Shinji Aramaki's SPACE PIRATE CAPTAIN HARLOCK
Movie review by Dennis D. McDonald
Shinji Aramaki’s SPACE PIRATE CAPTAIN HARLOCK might be the most gorgeous intergalactic space movie I’ve ever seen. The ships, ray guns, explosions, spacesuits, smoke effects, cities, costumes, technology, electronics, and interiors are just breathtaking in their detail, design, and coloration. In some ways the look of this film almost beats out WALL•E.
Unfortunately, the story, dialogue, and character design just don’t reach the level of the CGI, artwork, and motion capture on display here. There’s so much eye candy displayed you almost forget about the labored exposition and hackneyed plot. Plus there are details that seriously detract from the level of realism that’s being attempted. Capt. Harlock’s cape, for example, is constantly swirling and swishing about as he moves around his vast pirate ship; what’s the source of the wind?
I know, I know, this is all based on the Manga which eventually became a cartoon show, but the serious goings-on here — an attempt by Capt.

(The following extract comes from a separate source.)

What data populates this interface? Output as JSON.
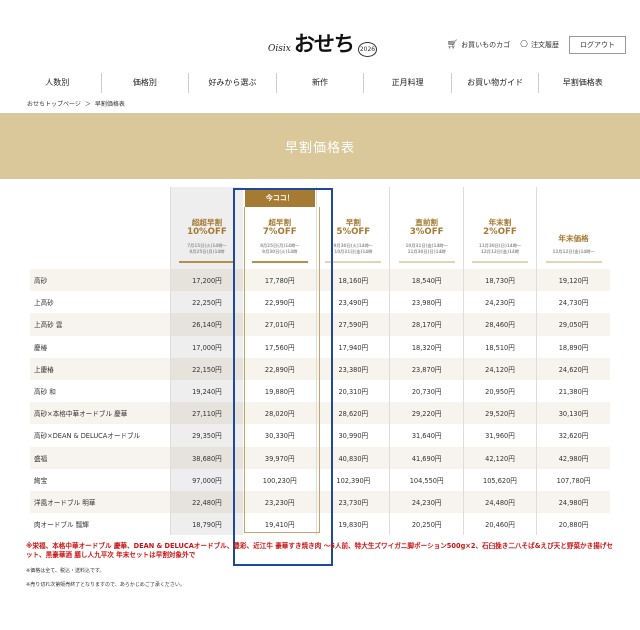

Harlock to “restart” time — aren’t reinforced by such distractions and the cursory attempts at dramatic conflict and character development.
Don’t get me wrong, I enjoyed the movie and watched it once in English and once in Japanese with English subtitles (the Japanese version is better). But I’m disappointed that so much incredible art and design work has been devoted to stiff characters and a plot replete with conflicts and themes we’ve seen so many times before. If you’re going to pull out all the stops with art, design, and CGI, why not do something original and creative?

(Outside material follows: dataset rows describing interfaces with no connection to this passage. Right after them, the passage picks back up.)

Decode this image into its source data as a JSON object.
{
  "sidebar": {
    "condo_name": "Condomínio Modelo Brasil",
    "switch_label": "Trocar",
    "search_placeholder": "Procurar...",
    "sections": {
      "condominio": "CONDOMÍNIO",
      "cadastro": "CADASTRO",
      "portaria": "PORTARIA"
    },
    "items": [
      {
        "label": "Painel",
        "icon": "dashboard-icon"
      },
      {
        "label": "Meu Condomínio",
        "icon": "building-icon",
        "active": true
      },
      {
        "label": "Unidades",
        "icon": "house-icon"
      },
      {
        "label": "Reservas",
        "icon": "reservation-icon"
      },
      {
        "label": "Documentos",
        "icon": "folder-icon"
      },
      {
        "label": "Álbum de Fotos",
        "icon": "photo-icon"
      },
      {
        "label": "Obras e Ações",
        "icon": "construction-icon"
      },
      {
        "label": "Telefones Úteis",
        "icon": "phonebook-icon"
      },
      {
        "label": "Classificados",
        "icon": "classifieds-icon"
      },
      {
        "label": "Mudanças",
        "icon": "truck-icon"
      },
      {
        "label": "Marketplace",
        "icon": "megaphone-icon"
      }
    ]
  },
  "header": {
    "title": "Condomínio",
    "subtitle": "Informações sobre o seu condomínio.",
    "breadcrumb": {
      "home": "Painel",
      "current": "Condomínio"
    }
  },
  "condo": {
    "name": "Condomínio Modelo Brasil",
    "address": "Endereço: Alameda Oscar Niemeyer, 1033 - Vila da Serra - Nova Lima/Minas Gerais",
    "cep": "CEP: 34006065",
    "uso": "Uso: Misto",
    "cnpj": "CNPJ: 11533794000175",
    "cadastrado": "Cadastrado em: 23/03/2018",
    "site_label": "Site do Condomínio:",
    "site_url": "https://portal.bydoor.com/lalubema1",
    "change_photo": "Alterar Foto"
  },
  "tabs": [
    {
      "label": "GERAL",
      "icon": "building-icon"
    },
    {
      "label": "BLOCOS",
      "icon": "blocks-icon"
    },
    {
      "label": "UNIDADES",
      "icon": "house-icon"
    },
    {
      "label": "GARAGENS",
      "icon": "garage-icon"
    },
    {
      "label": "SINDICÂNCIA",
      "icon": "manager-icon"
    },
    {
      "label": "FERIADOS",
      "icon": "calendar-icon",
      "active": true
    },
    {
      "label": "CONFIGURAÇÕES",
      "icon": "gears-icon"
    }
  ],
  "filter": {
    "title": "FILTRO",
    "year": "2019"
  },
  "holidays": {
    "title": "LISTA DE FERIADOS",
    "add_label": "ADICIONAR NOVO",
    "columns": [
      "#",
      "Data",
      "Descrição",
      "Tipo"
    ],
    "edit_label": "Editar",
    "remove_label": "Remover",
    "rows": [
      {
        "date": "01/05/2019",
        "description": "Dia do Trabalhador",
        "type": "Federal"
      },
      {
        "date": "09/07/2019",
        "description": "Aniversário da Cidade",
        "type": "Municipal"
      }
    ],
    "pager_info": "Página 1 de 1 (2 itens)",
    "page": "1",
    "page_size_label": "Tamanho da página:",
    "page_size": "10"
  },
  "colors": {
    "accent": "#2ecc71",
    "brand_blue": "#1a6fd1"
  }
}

Character wise there are probably too many subplots and back stories to handle adequately. For example, there’s a terrific scene where Harlock and an ethereal female alien sit at opposite ends of a long dinner table and drink wine from fancy goblets. For a second I thought some light was going to be shed on the relationship between Harlock and this sensuous alien — “the last of her race” — who handles Harlock’s mysterious time-defying “dark matter engine.” But the scene is over too soon and we’re none the wiser about the relationship.
Facial expressions on even the main characters are, unfortunately, in the “uncanny valley” class. It would have been nice had more attention been paid to the characters’ facial animation; with the latest Planet of the Apes we see what is possible there.
Anyway, the movie does offer visual delights aplenty and the music is effective and appropriate. Just don’t expect to take the story very seriously.
Review copyright (c) 2014 by Dennis D. McDonald